Customer Experience

What is the most important information about your site? What few numbers will tell you whether everything is on an even keel? Clickthroughs, pageviews, and revenues, of course.

Clickthroughs tell you where people are coming from: advertising, affiliates, search engines, pay-per-click service and the like. Pageviews tell you what people are looking at. Revenues, of course, represent the bottom line, the goal, the moment of success whether that means buying, registering, downloading, calling for an appointment or whatever your particular conversion event might be. See what people did just before they bought, and figure out how to get more of them to do that. Then work the chain backwards from there.
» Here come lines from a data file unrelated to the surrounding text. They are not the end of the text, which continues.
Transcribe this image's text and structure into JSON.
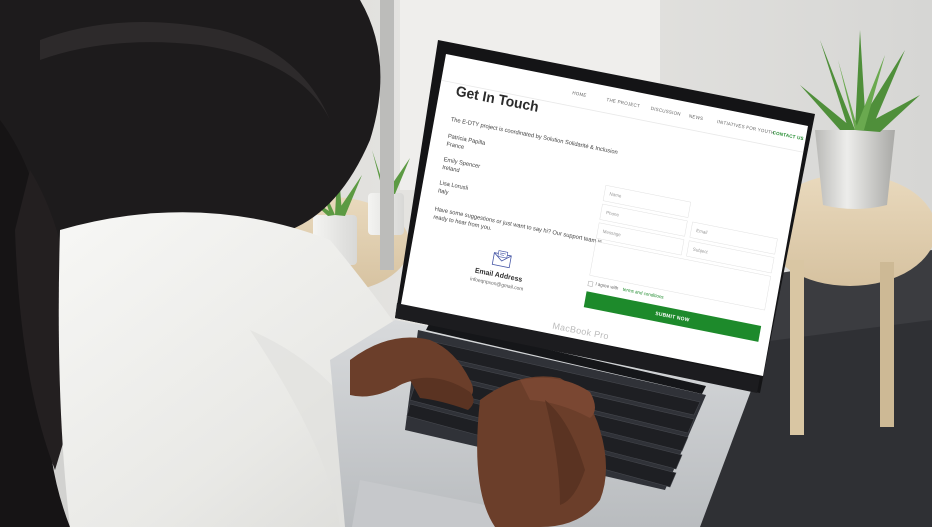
{
  "website": {
    "nav": [
      {
        "label": "HOME",
        "active": false
      },
      {
        "label": "THE PROJECT",
        "active": false
      },
      {
        "label": "DISCUSSION",
        "active": false
      },
      {
        "label": "NEWS",
        "active": false
      },
      {
        "label": "INITIATIVES FOR YOUTH",
        "active": false
      },
      {
        "label": "CONTACT US",
        "active": true
      }
    ],
    "page_title": "Get In Touch",
    "intro": "The E-DTY project is coordinated by Solution Solidarité & Inclusion",
    "contacts": [
      {
        "name": "Patricia Papilla",
        "country": "France"
      },
      {
        "name": "Emily Spencer",
        "country": "Ireland"
      },
      {
        "name": "Lisa Lorusli",
        "country": "Italy"
      }
    ],
    "suggestion_line1": "Have some suggestions or just want to say hi? Our support team is",
    "suggestion_line2": "ready to hear from you.",
    "email_heading": "Email Address",
    "email_value": "infoeqnpxon@gmail.com",
    "form": {
      "name_placeholder": "Name",
      "phone_placeholder": "Phone",
      "email_placeholder": "Email",
      "message_placeholder": "Message",
      "subject_placeholder": "Subject",
      "agree_text": "I agree with",
      "terms_link": "terms and conditions",
      "submit_label": "SUBMIT NOW"
    }
  },
  "laptop_brand": "MacBook Pro",
  "colors": {
    "accent_green": "#1d8a2b",
    "laptop_silver": "#c9cbce",
    "keyboard_dark": "#2a2c31"
  }
}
With the goal clearly defined, it is easier to measure the effectiveness of your site because you know what to look for. Conversion is defined in relation to the goal you've chosen. So measure prospect acquisition as the percentage of visitors who give you their details out of the total number of visitors to your Web site. Measure conversion on sales as the percentage of people buying a product against the total number of Web site visitors. Conversion on in-house cost saving is simply the number of people using the system as a percentage of the number of people supposed to be using the system. A good internal policy here will mean this is a 100% conversion rate. The number of people using the resources and systems you have put in place as a percentage of total visitors to the support Web pages can give you your customer service conversion.

So why measure conversion? Because it allows you to accurately measure the impact of changes you make by measuring the performance of your Web site before and after the change. With this valuable information, you can make adjustments accordingly.

Measure & Analyze Customer Experience >>